You should bear in mind that the cistern can be concealed. This can look particularly effective where you have a bathroom in which the other facilities are ‘boxed in’ or hidden. If you are considering having a concealed cistern you should remember that there are sure to be times when you need gain access to it, particularly for repairs, so do not make it completely inaccessible.


Shower Pumps

A good pump can create a really powerful shower, even if you live in a very large house where water pressure may be affected by the size of the house and usage at peak times.  One of the best types of pumps which you can fit is known as a salamander pump.  This pump will actually give the water pressure a real boost, so that you find your shower suddenly is a real deluge of water, whereas before it was a very gentle experience!

One of the benefits of the salamander pump is that it is very ‘plumber friendly’ and is marketed with the strap line ‘fit and forget’.  This means that it is easy for a plumber to install, making it quite a straightforward process and reducing plumbing bills and also it is so reliable that it will perform its function simply, without you having to keep calling a plumber back to rectify any problems. 

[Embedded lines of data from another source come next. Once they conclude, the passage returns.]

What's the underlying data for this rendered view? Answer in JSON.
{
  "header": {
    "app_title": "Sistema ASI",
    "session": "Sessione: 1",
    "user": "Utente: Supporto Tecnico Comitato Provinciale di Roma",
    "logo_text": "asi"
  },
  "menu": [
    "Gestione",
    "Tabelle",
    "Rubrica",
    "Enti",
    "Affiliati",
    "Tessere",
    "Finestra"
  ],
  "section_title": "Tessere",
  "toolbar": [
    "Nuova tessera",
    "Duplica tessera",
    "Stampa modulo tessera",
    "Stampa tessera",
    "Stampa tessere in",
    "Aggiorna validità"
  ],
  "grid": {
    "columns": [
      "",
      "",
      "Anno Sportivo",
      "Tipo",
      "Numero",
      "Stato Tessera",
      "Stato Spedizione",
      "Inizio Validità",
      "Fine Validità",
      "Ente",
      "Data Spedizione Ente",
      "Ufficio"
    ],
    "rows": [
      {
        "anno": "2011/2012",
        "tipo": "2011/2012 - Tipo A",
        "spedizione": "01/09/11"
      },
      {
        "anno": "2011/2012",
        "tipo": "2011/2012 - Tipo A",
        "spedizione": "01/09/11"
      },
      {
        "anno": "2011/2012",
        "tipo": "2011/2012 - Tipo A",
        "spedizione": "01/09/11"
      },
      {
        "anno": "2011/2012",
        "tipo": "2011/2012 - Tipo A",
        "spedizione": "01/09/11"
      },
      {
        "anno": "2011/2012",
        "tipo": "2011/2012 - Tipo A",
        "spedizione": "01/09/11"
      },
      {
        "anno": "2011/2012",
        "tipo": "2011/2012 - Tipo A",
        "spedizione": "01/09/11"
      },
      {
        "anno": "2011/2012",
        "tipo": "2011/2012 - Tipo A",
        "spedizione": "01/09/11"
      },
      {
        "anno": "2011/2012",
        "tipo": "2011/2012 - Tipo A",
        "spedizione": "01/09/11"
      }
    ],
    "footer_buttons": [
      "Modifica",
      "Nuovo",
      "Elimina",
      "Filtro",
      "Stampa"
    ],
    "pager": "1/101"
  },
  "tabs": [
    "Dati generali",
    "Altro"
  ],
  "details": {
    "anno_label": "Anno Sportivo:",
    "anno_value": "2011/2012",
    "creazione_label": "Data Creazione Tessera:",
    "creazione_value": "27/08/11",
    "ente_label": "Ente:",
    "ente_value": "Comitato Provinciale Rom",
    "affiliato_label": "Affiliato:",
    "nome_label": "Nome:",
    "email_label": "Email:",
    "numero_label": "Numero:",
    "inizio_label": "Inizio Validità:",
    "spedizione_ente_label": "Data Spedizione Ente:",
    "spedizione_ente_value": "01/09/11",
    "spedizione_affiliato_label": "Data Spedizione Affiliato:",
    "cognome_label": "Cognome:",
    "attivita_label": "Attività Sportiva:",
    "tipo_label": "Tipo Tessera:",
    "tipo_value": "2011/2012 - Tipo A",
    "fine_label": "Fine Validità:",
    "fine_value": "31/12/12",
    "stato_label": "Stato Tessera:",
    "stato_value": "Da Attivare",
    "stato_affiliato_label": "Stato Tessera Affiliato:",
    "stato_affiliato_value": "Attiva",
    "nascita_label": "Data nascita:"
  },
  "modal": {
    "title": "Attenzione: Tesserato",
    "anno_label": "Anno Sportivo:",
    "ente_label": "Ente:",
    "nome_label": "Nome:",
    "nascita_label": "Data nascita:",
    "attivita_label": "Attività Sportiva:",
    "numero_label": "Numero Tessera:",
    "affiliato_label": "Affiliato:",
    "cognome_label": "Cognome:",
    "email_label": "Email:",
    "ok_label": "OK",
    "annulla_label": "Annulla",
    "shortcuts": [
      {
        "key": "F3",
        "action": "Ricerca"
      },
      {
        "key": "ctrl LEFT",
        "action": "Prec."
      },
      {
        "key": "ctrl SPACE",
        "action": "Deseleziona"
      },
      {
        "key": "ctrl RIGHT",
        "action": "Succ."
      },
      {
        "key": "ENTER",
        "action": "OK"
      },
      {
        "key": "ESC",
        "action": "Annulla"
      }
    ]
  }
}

Whichever type of shower pump you choose, salamander or another type, make sure that it will reduce any possibility of aeration. Aeration is a term used to describe air getting into a system when you fit a pump to the cylinder or storage tank.  If aeration occurs you may find that the temperature of your shower can fluctuate or find the pump somewhat noisy.  Salamander pumps will usually remedy this problem as part of their design, so they may be worth the extra cost, but be sure to check out the risk of aeration prior to choosing a pump.


Drain Doctor UK Franchise in Portugal

An emergency drainage and plumbing company based in the UK has announced its plans to expand by running a franchise service in Portugal. The plumbing company will open in the Algarve in a hope to prove that the business can develop in the Portuguese market. Thoughts are that the drain doctor vans will be operational in a matter of months in the areas of Portimao,Largos and Albufeira.  If the business is a sucess over in Portugal the franchise groups will be sold off.


Plumbers Guide – Bathrooms

Installing a new bathroom or indeed the repair of an old bathroom can be a daunting task. From deciding which shower or bath to buy or which bathroom furniture to store your towels in, it can all be stressful.

Help is at hand with this new Plumbing guide. We take you through the best bathroom products and give you advice on some of the very best bathroom manufacturers.